START SOURCE RECORDS

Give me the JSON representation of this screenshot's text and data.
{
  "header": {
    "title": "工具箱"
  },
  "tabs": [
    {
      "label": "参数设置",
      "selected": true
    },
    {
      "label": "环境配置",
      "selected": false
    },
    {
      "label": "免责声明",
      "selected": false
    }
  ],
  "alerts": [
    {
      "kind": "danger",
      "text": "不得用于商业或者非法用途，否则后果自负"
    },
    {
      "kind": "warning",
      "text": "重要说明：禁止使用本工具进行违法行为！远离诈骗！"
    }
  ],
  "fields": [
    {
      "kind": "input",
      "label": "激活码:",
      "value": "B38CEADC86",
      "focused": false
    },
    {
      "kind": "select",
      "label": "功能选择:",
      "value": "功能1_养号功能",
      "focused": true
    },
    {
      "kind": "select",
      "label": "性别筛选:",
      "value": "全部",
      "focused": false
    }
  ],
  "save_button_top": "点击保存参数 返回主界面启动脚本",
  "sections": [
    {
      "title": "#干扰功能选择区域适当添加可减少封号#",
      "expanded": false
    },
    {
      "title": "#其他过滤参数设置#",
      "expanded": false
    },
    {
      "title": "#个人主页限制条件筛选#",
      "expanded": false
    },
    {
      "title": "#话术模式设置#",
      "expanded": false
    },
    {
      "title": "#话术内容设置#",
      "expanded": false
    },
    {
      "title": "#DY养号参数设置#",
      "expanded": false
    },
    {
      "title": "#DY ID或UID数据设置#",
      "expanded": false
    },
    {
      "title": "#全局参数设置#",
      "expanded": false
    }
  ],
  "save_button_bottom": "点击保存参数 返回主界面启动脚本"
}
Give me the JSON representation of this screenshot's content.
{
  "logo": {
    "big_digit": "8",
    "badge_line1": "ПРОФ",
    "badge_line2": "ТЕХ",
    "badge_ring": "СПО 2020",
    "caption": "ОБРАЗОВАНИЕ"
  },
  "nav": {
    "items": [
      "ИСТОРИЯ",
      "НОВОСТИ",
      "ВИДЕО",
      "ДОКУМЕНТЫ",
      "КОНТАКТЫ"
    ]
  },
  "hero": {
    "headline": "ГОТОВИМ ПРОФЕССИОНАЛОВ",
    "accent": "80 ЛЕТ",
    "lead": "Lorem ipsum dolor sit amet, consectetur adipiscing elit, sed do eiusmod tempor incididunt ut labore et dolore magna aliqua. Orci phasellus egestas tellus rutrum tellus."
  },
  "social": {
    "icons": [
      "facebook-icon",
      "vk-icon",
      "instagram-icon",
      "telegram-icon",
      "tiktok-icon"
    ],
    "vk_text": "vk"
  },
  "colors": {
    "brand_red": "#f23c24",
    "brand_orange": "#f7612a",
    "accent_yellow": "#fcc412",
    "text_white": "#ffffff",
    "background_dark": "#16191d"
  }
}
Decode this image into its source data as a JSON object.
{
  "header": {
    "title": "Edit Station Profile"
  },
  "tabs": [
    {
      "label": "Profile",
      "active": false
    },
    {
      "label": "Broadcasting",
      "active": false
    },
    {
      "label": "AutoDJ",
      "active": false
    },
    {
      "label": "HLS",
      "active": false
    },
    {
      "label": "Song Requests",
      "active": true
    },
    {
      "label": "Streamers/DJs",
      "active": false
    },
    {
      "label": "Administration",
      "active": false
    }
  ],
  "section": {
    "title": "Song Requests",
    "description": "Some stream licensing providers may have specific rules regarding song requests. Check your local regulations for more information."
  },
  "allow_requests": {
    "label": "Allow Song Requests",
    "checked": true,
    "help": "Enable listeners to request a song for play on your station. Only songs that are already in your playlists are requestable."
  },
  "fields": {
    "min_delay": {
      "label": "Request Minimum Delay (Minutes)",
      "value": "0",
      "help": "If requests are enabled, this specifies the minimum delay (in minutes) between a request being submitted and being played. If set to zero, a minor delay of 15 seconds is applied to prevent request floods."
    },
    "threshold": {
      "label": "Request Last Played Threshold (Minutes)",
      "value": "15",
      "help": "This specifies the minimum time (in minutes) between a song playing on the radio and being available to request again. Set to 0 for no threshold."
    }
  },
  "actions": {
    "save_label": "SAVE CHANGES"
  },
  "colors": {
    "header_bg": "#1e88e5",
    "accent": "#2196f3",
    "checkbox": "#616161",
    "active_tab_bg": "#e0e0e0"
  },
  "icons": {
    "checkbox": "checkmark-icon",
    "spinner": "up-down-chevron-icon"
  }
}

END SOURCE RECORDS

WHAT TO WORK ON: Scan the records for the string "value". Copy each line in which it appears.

ANSWER SECTION:
      "value": "B38CEADC86",
      "value": "功能1_养号功能",
      "value": "全部",
      "value": "0",
      "value": "15",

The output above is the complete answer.